Just because a parent was athletic, maybe good in some sport, doesn’t automatically mean that kids will be either. All this must be accepted in favor of kids to grow up healthily.
Praise also plays a huge role in shaping self-esteem.
There are several ways to encourage a child to pack books in the library:
- Bad example: You did a great job!
- A good example: Books are now in place, making it easier for kids to find their favorite book. Thanks!
Exercising proper criticism is also essential in developing self-esteem. If we violate someone’s self-esteem with criticism, we are more likely to see the unwanted behavior at other times.
After parents, teachers have the biggest impact on children. Nathaniel Branden also highlights the role of teachers and the risks of their work. In his opinion, many teachers themselves struggle with self-esteem problems and many are not prepared for a teaching career, which can have a negative impact on children.
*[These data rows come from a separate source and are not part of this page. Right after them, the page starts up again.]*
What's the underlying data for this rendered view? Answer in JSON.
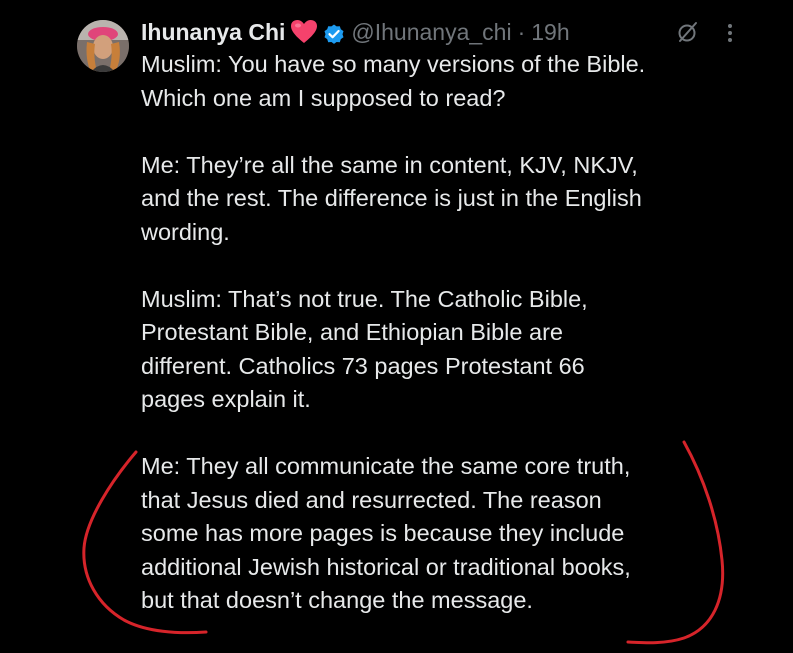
{
  "author": {
    "display_name": "Ihunanya Chi",
    "name_emoji_icon": "red-heart-icon",
    "verified_icon": "verified-badge-icon",
    "handle": "@Ihunanya_chi",
    "separator": "·",
    "timestamp": "19h",
    "avatar_icon": "profile-photo"
  },
  "actions": {
    "grok_icon": "grok-slash-icon",
    "more_icon": "more-vertical-icon"
  },
  "tweet": {
    "paragraphs": [
      "Muslim: You have so many versions of the Bible.\nWhich one am I supposed to read?",
      "Me: They’re all the same in content, KJV, NKJV,\nand the rest. The difference is just in the English\nwording.",
      "Muslim: That’s not true. The Catholic Bible,\nProtestant Bible, and Ethiopian Bible are\ndifferent. Catholics 73 pages Protestant 66\npages explain it.",
      "Me: They all communicate the same core truth,\nthat Jesus died and resurrected. The reason\nsome has more pages is because they include\nadditional Jewish historical or traditional books,\nbut that doesn’t change the message."
    ]
  },
  "colors": {
    "background": "#000000",
    "text_primary": "#e7e9ea",
    "text_secondary": "#71767b",
    "verified_blue": "#1d9bf0",
    "heart_pink": "#f5426c",
    "annotation_red": "#d6242a"
  }
}
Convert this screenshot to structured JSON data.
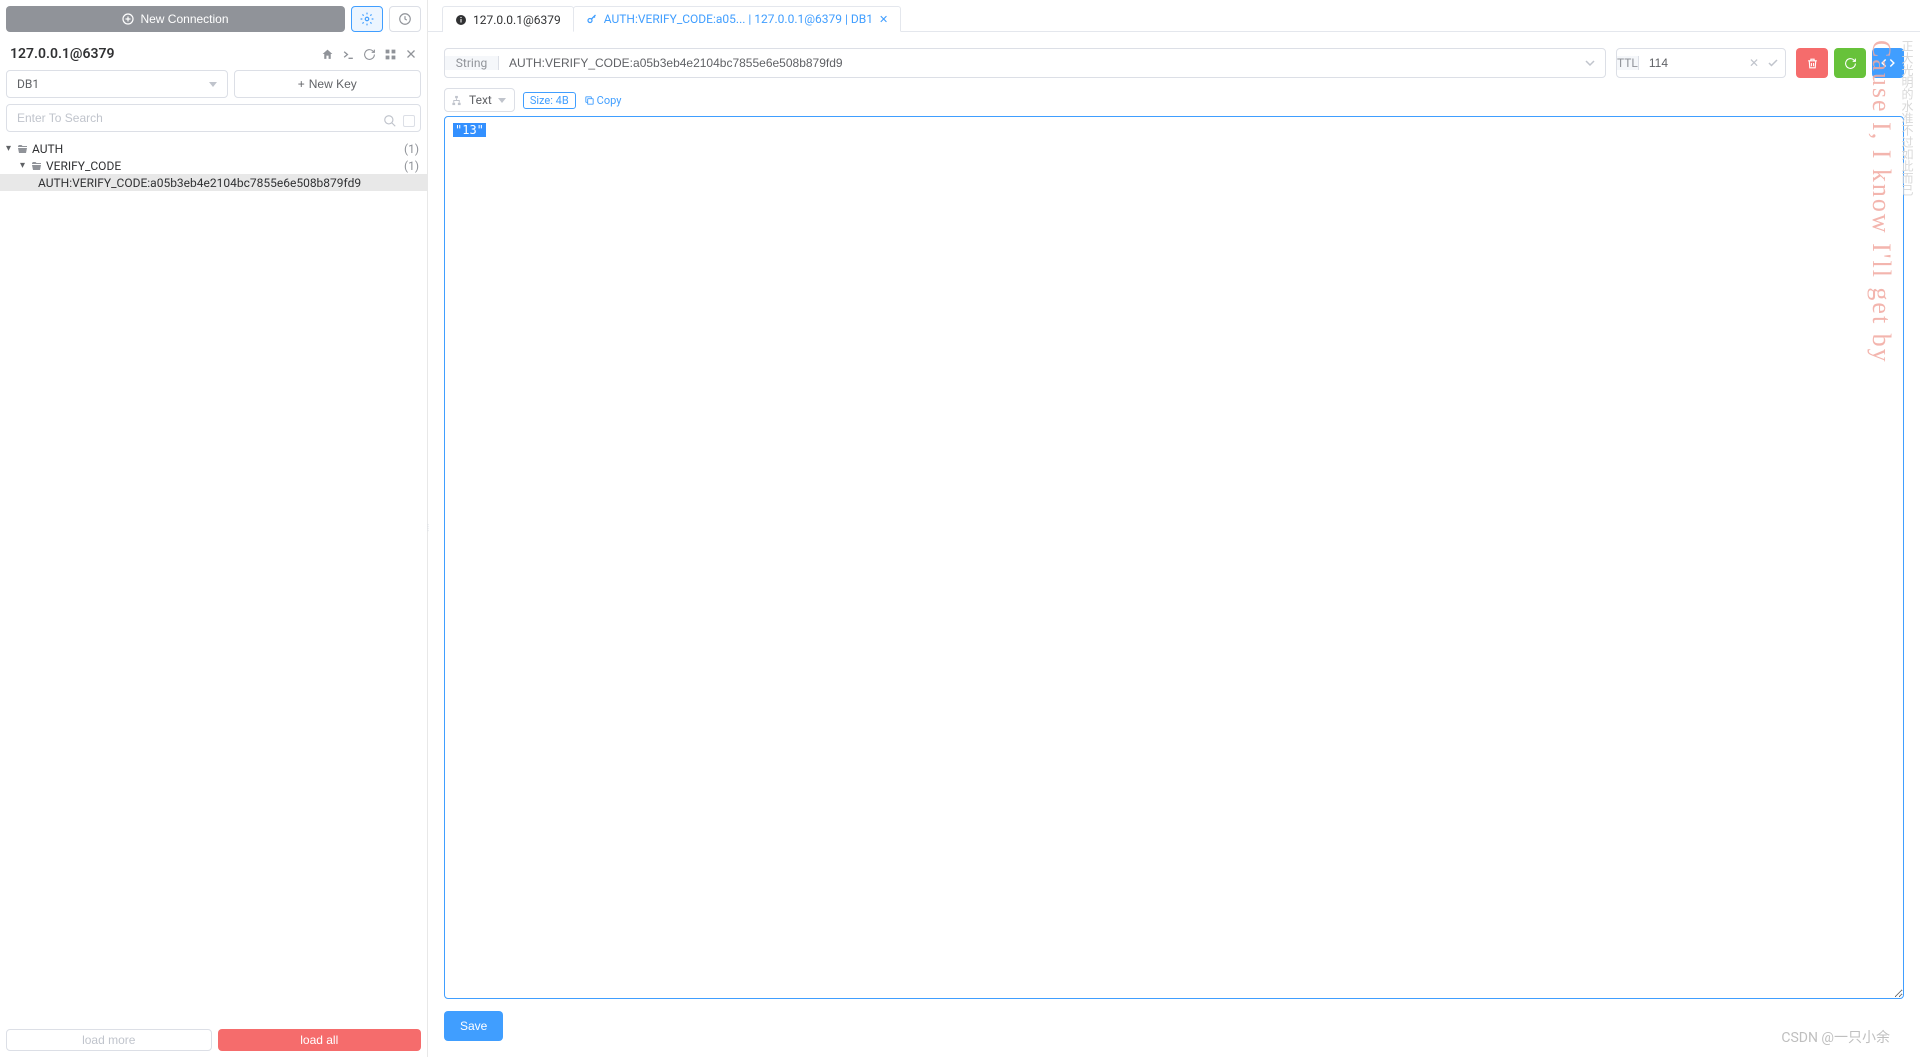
{
  "sidebar": {
    "new_connection_label": "New Connection",
    "connection_title": "127.0.0.1@6379",
    "db_selected": "DB1",
    "new_key_label": "New Key",
    "search_placeholder": "Enter To Search",
    "tree": {
      "node0_label": "AUTH",
      "node0_count": "(1)",
      "node1_label": "VERIFY_CODE",
      "node1_count": "(1)",
      "node2_label": "AUTH:VERIFY_CODE:a05b3eb4e2104bc7855e6e508b879fd9"
    },
    "load_more_label": "load more",
    "load_all_label": "load all"
  },
  "tabs": {
    "tab0_label": "127.0.0.1@6379",
    "tab1_label": "AUTH:VERIFY_CODE:a05... | 127.0.0.1@6379 | DB1"
  },
  "key_editor": {
    "type_label": "String",
    "key_value": "AUTH:VERIFY_CODE:a05b3eb4e2104bc7855e6e508b879fd9",
    "ttl_label": "TTL",
    "ttl_value": "114",
    "format_label": "Text",
    "size_label": "Size: 4B",
    "copy_label": "Copy",
    "value_content": "\"13\"",
    "save_label": "Save"
  },
  "watermarks": {
    "right_text": "Cause I, I know I'll get by",
    "bottom_text": "CSDN @一只小余"
  }
}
Every child has something valuable.
It is the job of teachers to find this, not to constantly remind children of what they are untalented in.
According to the author, a teacher can only be successful in developing his students ’self-esteem if he has it himself.
Employees - Companies
It has been proven that employees with higher self-esteem perform better, so companies also have an interest in creating an environment that supports creativity and innovation, helping employees to fulfill themselves.
In an environment that supports self-esteem, people:
- feel recognized
- receive constructive criticism
- their ideas get supported
- have access to information
- their learning is encouraged
Leader, CEO, President
If someone wants to create something bigger than himself, he has to surround himself with people better than himself.
If a CEO wants a successful company, he needs to employ smarter, more qualified people, better professionals than himself.
To do this, a leader needs healthy self-esteem. If you treat these people with due respect, they will approach it and respect will become an organizational culture.
Steps of building self-esteem
We feel a strong urge to avoid any action that moves us out of our comfort zone. If we stay at this level, it will ruin our self-esteem and our life.
2. Small steps
Even a little progress can increase our self-esteem. If you want to hit the gym, it helps to put on your running shoes first.
3. Bigger tasks
With the help of the small steps, we have already come down to training. We are still scared, but we are already there and moving towards our goal.
4. Complex tasks
With the help of the previous steps, we have gained enough confidence to besiege the bigger challenges as well.
Thoughts on The 6 pillars of Self-Esteem
The massive research behind the 6 pillars of self-esteem are visible. The book is well structured and has a lot to say.
With the sentence-supplementing exercises, I think Nathaniel Branden went a little bit too extreme. He added too many and not necessarily useful exercises (at least for me) to the otherwise enjoyable chapters.
In some places, Branden explains things that are obvious. The description of the six basic laws is downright exciting, but the second part of the book was forgettable to me.
There are few such well-compiled, research-supported books on self-esteem, inner values, and struggles written by a professional (psychologist).
I recommend Nathanial Branden’s book - The 6 Pillars of Self-Esteem to everyone.
The Six Pillars of Self Esteem
by Nathaniel Branden